● **Task prompt**
In the listing below, find every line with the string "habitual" and pull it out.

● **Input material**
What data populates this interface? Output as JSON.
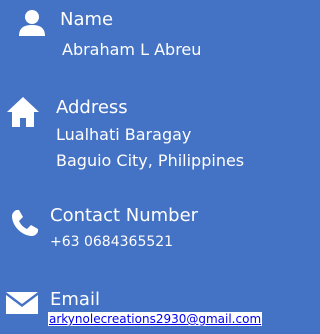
{
  "name": {
    "icon": "user-icon",
    "title": "Name",
    "value": "Abraham L Abreu"
  },
  "address": {
    "icon": "home-icon",
    "title": "Address",
    "line1": "Lualhati Baragay",
    "line2": "Baguio City, Philippines"
  },
  "contact": {
    "icon": "phone-icon",
    "title": "Contact Number",
    "value": "+63 0684365521"
  },
  "email": {
    "icon": "envelope-icon",
    "title": "Email",
    "value": "arkynolecreations2930@gmail.com"
  },
  "colors": {
    "background": "#4472c4",
    "text": "#ffffff",
    "link": "#0000ee"
  }
}
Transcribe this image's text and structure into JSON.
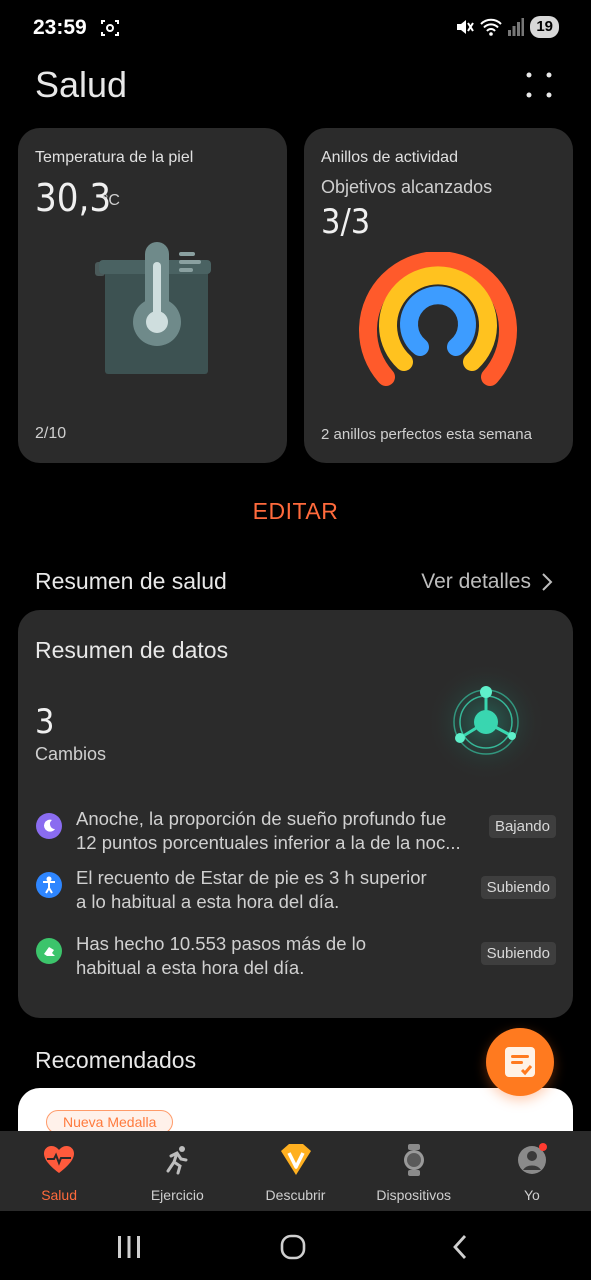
{
  "status_bar": {
    "time": "23:59",
    "battery": "19"
  },
  "header": {
    "title": "Salud"
  },
  "skin_temperature_card": {
    "title": "Temperatura de la piel",
    "value": "30,3",
    "unit": "°C",
    "footer": "2/10"
  },
  "activity_rings_card": {
    "title": "Anillos de actividad",
    "subtitle": "Objetivos alcanzados",
    "count": "3/3",
    "footer": "2 anillos perfectos esta semana",
    "ring_colors": [
      "#ff5a2b",
      "#ffc21f",
      "#3d9cff"
    ]
  },
  "edit_button": "EDITAR",
  "health_summary": {
    "section_title": "Resumen de salud",
    "details_link": "Ver detalles",
    "card_title": "Resumen de datos",
    "changes_count": "3",
    "changes_label": "Cambios",
    "insights": [
      {
        "icon": "moon-icon",
        "color": "#8a6cf0",
        "line1": "Anoche, la proporción de sueño profundo fue",
        "line2": "12 puntos porcentuales inferior a la de la noc...",
        "trend": "Bajando"
      },
      {
        "icon": "person-standing-icon",
        "color": "#2e86ff",
        "line1": "El recuento de Estar de pie es 3 h superior",
        "line2": "a lo habitual a esta hora del día.",
        "trend": "Subiendo"
      },
      {
        "icon": "steps-icon",
        "color": "#3cc46b",
        "line1": "Has hecho 10.553 pasos más de lo",
        "line2": "habitual a esta hora del día.",
        "trend": "Subiendo"
      }
    ]
  },
  "recommended": {
    "section_title": "Recomendados",
    "badge": "Nueva Medalla"
  },
  "bottom_nav": {
    "items": [
      {
        "label": "Salud",
        "icon": "heart-icon"
      },
      {
        "label": "Ejercicio",
        "icon": "running-icon"
      },
      {
        "label": "Descubrir",
        "icon": "discover-icon"
      },
      {
        "label": "Dispositivos",
        "icon": "watch-icon"
      },
      {
        "label": "Yo",
        "icon": "profile-icon"
      }
    ]
  },
  "accent_color": "#ff6a3c"
}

● **Solution**
        "line2": "a lo habitual a esta hora del día.",
        "line2": "habitual a esta hora del día.",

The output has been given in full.